[[ Information provided, beginning ]]
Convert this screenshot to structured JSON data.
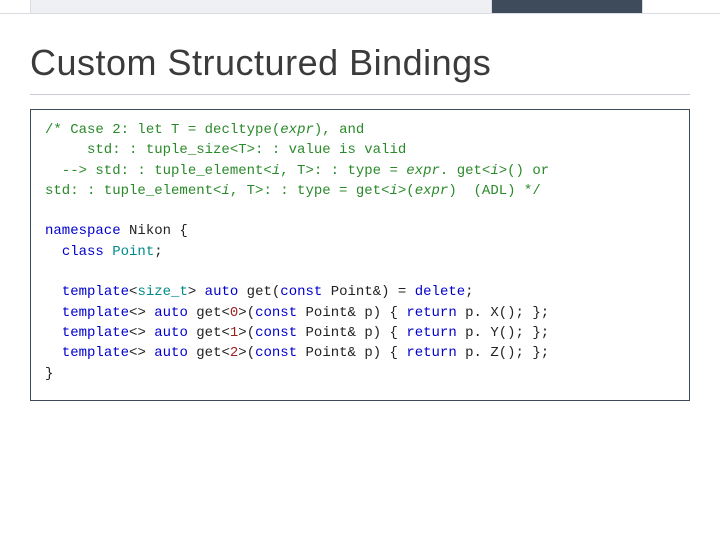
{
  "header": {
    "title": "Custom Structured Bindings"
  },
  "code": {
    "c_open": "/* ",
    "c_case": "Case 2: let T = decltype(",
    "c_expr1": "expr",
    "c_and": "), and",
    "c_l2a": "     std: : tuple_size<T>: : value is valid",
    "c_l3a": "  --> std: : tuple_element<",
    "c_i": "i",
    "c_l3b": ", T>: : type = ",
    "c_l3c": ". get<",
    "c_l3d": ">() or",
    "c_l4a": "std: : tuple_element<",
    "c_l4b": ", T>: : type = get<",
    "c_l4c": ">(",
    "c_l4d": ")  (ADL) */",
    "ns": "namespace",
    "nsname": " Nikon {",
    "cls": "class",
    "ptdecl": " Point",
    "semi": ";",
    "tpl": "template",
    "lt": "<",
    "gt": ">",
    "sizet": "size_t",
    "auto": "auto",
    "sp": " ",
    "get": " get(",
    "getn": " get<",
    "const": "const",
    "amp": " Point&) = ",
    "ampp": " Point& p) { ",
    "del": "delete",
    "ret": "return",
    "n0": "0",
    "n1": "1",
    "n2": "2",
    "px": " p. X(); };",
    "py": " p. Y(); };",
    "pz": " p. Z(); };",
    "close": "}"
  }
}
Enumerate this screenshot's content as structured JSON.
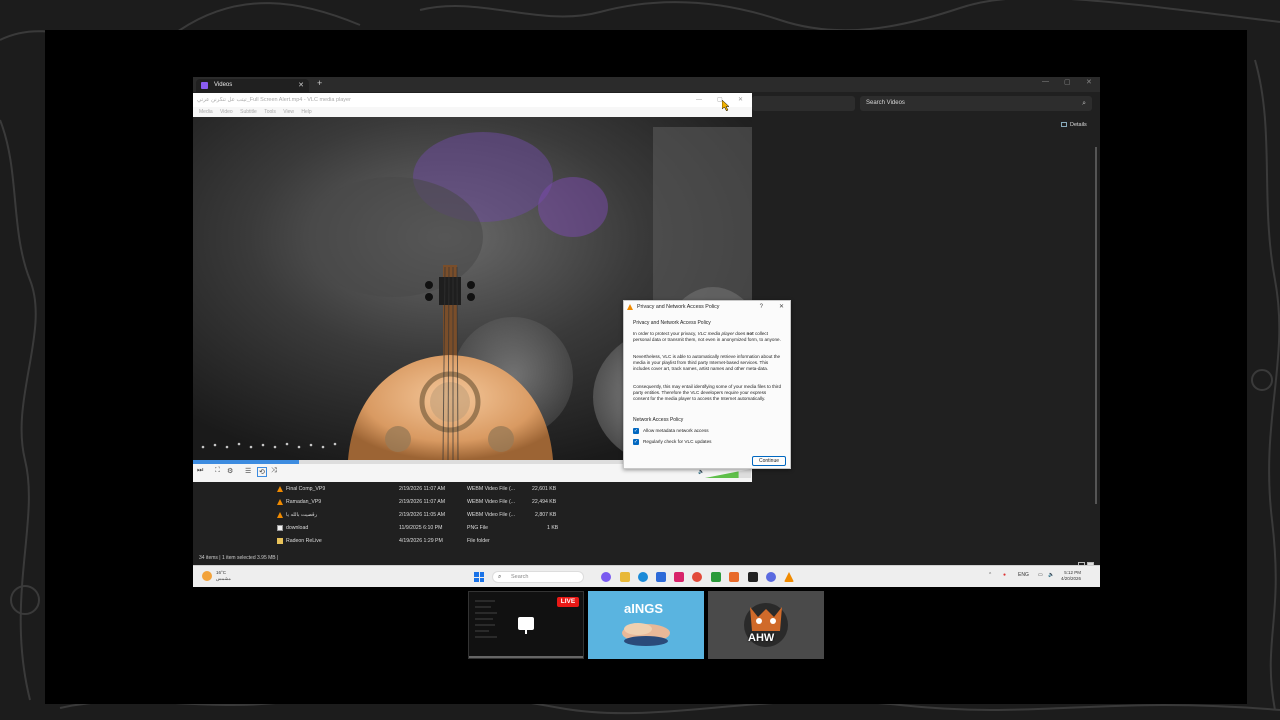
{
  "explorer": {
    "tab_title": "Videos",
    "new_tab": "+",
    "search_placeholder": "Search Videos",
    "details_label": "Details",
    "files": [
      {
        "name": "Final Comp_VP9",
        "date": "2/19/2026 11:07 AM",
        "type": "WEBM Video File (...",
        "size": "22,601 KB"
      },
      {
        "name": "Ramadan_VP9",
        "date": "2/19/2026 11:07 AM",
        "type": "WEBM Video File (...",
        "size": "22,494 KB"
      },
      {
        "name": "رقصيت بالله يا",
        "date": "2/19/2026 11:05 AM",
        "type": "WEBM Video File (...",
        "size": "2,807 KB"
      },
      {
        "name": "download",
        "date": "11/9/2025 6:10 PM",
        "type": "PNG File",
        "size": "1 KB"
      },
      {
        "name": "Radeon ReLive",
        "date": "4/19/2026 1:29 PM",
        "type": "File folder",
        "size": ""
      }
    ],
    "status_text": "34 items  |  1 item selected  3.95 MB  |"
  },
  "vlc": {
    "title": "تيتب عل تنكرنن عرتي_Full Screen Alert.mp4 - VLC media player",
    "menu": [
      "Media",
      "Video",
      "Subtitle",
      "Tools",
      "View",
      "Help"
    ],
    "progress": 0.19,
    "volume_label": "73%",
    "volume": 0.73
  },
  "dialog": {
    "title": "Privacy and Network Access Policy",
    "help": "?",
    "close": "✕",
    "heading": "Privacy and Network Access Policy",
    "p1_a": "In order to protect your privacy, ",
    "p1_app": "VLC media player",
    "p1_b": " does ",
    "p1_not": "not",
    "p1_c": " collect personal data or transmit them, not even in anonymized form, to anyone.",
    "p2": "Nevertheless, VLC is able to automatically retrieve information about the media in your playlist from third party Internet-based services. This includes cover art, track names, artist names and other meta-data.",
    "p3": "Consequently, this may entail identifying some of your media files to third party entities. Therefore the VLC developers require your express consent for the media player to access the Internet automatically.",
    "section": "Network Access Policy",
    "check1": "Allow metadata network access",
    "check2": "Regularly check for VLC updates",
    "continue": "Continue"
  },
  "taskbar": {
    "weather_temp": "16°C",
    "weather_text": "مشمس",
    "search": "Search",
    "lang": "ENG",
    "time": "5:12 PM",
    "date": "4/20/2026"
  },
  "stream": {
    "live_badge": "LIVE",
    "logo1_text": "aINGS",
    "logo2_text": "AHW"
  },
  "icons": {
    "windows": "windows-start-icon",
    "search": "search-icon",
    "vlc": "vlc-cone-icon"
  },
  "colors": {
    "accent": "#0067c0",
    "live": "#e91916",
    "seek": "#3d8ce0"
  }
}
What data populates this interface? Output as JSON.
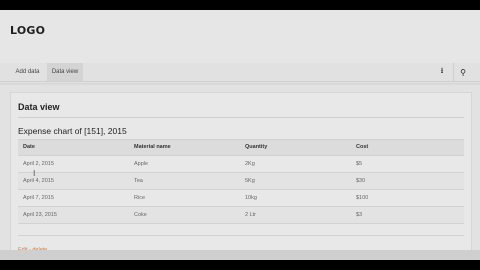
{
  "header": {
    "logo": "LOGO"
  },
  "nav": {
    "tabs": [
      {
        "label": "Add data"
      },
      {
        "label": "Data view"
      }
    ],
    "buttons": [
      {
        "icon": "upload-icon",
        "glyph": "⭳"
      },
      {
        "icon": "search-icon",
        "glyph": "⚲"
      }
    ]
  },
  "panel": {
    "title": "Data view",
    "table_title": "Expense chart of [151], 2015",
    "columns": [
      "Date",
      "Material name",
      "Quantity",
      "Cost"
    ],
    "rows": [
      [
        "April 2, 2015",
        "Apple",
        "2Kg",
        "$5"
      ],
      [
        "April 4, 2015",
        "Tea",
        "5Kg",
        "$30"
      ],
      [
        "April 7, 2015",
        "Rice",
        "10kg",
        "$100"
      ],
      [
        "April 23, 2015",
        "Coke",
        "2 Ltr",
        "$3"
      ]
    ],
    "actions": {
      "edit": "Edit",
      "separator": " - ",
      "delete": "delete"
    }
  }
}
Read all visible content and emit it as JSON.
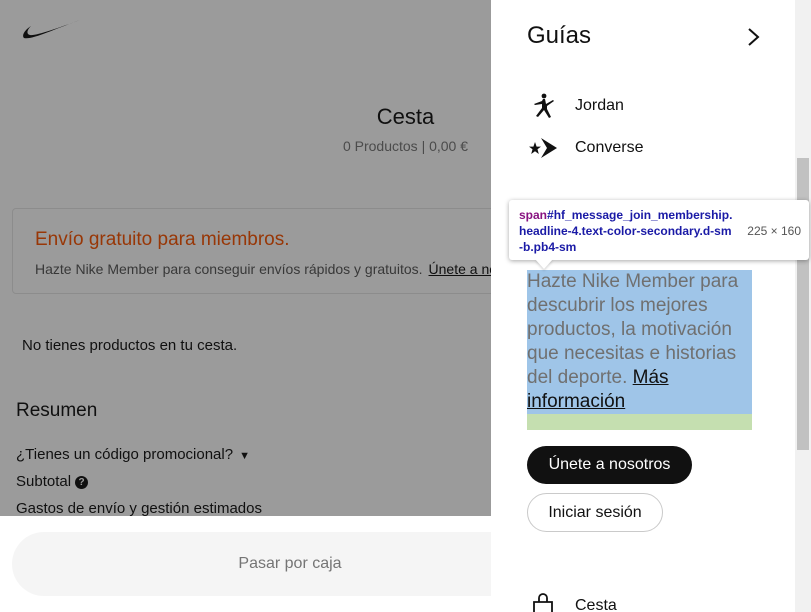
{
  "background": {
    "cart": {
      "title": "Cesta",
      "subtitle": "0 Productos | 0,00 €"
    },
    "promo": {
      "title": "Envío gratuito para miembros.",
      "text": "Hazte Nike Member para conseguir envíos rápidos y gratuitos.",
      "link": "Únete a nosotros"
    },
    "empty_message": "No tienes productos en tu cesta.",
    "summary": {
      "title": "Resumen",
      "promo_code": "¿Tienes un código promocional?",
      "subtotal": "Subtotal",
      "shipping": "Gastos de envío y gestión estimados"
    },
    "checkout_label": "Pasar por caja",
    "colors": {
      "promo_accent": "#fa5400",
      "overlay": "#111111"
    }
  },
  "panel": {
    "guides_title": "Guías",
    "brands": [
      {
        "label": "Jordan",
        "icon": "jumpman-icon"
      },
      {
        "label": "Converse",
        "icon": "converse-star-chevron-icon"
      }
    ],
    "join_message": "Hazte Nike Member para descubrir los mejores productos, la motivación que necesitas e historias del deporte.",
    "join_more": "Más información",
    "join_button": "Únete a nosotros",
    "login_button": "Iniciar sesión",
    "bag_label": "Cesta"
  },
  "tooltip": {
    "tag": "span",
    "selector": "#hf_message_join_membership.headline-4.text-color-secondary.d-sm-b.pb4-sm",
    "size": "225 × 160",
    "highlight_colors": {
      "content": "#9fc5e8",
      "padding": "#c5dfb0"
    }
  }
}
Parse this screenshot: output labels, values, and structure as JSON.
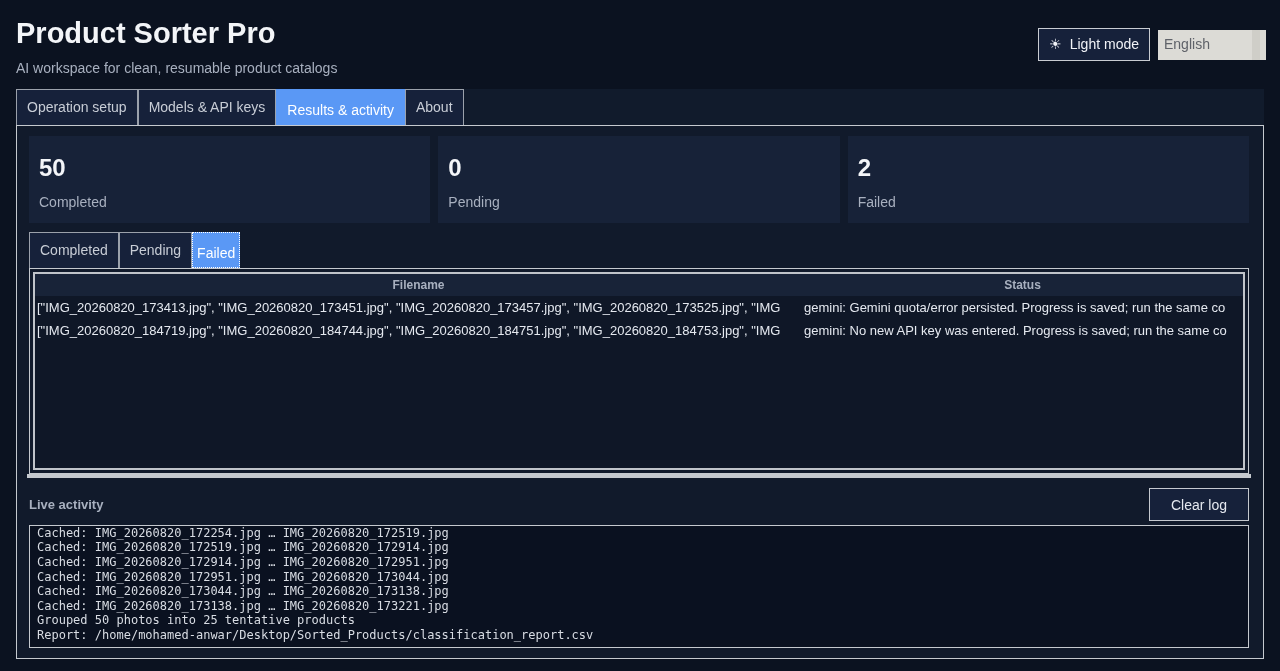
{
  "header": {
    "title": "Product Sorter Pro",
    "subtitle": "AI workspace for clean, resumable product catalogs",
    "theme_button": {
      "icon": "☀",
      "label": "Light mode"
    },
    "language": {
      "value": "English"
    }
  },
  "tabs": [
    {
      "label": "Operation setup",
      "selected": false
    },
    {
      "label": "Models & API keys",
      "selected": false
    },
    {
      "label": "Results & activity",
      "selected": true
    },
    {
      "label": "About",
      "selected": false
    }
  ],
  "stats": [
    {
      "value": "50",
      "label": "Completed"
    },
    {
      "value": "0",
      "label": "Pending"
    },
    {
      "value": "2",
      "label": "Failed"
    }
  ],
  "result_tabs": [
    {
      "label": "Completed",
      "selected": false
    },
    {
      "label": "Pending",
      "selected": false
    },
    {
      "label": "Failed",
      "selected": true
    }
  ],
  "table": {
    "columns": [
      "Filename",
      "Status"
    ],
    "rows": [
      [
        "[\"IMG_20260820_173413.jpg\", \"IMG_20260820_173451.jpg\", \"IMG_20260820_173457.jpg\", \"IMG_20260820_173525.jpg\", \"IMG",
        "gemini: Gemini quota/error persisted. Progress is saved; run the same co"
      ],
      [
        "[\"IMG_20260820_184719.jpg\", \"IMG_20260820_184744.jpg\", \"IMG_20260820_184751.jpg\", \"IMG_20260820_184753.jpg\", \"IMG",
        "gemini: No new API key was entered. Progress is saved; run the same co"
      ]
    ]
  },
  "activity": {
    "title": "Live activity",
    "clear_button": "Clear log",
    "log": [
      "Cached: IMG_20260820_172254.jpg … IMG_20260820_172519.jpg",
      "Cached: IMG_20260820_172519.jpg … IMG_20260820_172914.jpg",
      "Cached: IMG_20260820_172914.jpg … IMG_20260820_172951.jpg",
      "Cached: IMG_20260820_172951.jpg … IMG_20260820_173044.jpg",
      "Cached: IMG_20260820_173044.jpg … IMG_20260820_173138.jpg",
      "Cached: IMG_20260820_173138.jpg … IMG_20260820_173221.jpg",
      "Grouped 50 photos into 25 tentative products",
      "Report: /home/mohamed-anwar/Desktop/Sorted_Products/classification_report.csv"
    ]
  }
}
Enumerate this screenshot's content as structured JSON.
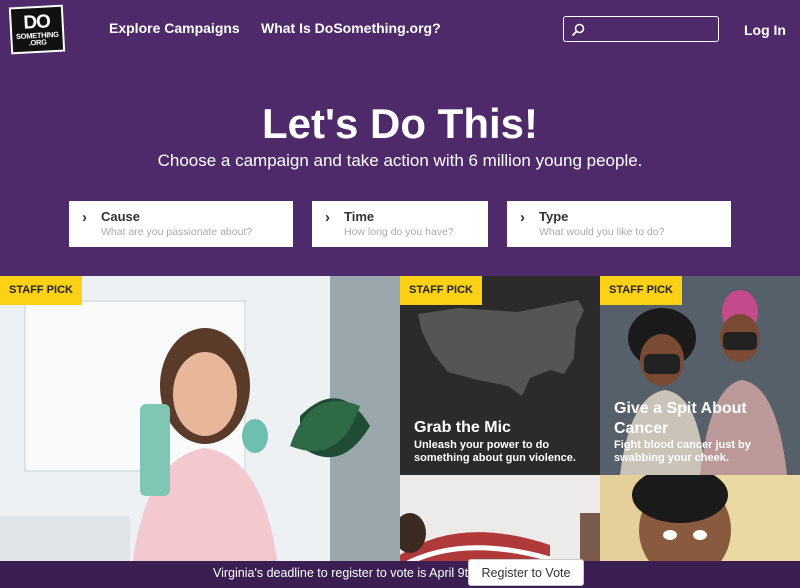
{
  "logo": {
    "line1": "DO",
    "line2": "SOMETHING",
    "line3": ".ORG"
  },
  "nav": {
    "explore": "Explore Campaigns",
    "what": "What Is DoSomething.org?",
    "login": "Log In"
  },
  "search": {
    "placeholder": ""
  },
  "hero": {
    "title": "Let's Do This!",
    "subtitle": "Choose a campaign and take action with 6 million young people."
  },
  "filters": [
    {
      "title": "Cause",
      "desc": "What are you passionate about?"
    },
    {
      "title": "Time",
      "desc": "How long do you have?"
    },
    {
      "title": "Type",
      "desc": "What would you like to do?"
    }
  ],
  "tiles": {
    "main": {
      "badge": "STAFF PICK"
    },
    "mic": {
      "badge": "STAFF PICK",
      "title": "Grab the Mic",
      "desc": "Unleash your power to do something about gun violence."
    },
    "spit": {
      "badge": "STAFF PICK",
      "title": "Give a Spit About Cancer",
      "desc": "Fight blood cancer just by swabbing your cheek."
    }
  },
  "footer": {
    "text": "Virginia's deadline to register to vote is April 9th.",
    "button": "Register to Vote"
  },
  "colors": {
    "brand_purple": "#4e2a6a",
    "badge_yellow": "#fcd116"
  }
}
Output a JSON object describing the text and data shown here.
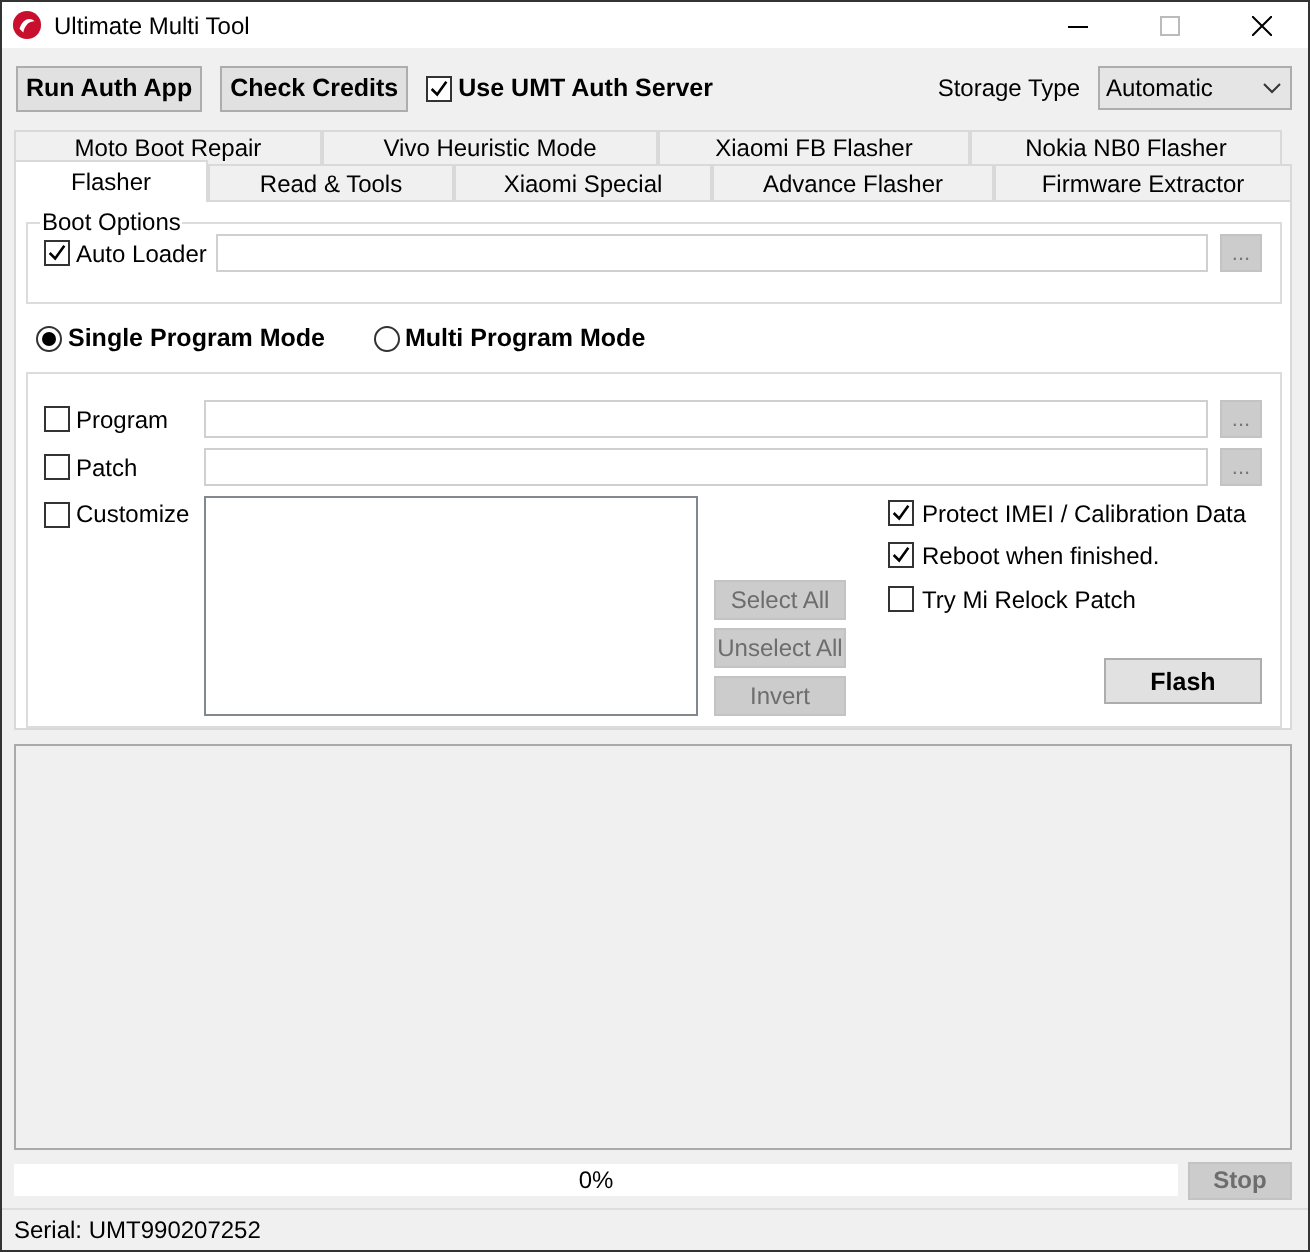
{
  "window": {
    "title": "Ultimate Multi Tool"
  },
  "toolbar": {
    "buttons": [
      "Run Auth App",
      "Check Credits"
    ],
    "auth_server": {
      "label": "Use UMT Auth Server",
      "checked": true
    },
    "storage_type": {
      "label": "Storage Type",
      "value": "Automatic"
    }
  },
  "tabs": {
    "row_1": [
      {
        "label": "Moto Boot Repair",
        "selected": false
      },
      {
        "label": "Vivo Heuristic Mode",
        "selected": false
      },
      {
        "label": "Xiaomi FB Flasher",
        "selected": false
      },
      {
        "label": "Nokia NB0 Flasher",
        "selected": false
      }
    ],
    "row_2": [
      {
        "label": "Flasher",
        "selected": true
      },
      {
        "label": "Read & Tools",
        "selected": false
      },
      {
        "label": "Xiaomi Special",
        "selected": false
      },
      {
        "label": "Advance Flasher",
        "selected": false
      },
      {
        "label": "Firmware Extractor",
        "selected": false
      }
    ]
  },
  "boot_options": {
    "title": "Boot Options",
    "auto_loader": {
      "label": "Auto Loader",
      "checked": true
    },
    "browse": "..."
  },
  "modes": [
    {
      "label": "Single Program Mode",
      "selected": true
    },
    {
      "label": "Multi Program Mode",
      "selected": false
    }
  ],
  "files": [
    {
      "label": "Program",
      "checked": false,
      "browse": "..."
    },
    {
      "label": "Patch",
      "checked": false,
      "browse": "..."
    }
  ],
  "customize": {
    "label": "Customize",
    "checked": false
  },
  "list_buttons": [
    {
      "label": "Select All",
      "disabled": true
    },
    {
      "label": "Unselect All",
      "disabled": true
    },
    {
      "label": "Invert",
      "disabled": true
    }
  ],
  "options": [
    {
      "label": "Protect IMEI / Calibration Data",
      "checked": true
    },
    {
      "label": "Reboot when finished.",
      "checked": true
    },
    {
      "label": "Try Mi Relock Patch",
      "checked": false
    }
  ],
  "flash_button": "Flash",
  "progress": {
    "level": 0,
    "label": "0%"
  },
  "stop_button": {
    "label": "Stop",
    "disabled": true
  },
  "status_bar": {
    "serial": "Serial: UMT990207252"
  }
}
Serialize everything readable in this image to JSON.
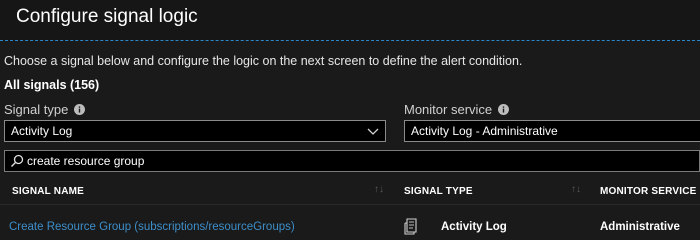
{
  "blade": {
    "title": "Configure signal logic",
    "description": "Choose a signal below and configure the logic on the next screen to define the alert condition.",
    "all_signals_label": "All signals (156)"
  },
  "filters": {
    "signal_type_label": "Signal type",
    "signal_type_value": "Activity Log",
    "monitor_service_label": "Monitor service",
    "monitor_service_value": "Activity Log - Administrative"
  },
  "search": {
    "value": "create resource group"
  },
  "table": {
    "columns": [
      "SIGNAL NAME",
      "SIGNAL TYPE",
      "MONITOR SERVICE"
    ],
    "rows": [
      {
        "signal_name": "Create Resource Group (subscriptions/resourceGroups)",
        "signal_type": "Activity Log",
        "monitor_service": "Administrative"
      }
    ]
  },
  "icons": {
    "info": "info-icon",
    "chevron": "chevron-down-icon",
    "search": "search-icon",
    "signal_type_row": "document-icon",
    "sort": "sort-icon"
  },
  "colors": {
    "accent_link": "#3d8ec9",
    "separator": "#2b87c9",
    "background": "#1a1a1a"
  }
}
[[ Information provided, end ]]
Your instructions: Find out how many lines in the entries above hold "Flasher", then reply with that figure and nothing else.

Solution for this exercise: 4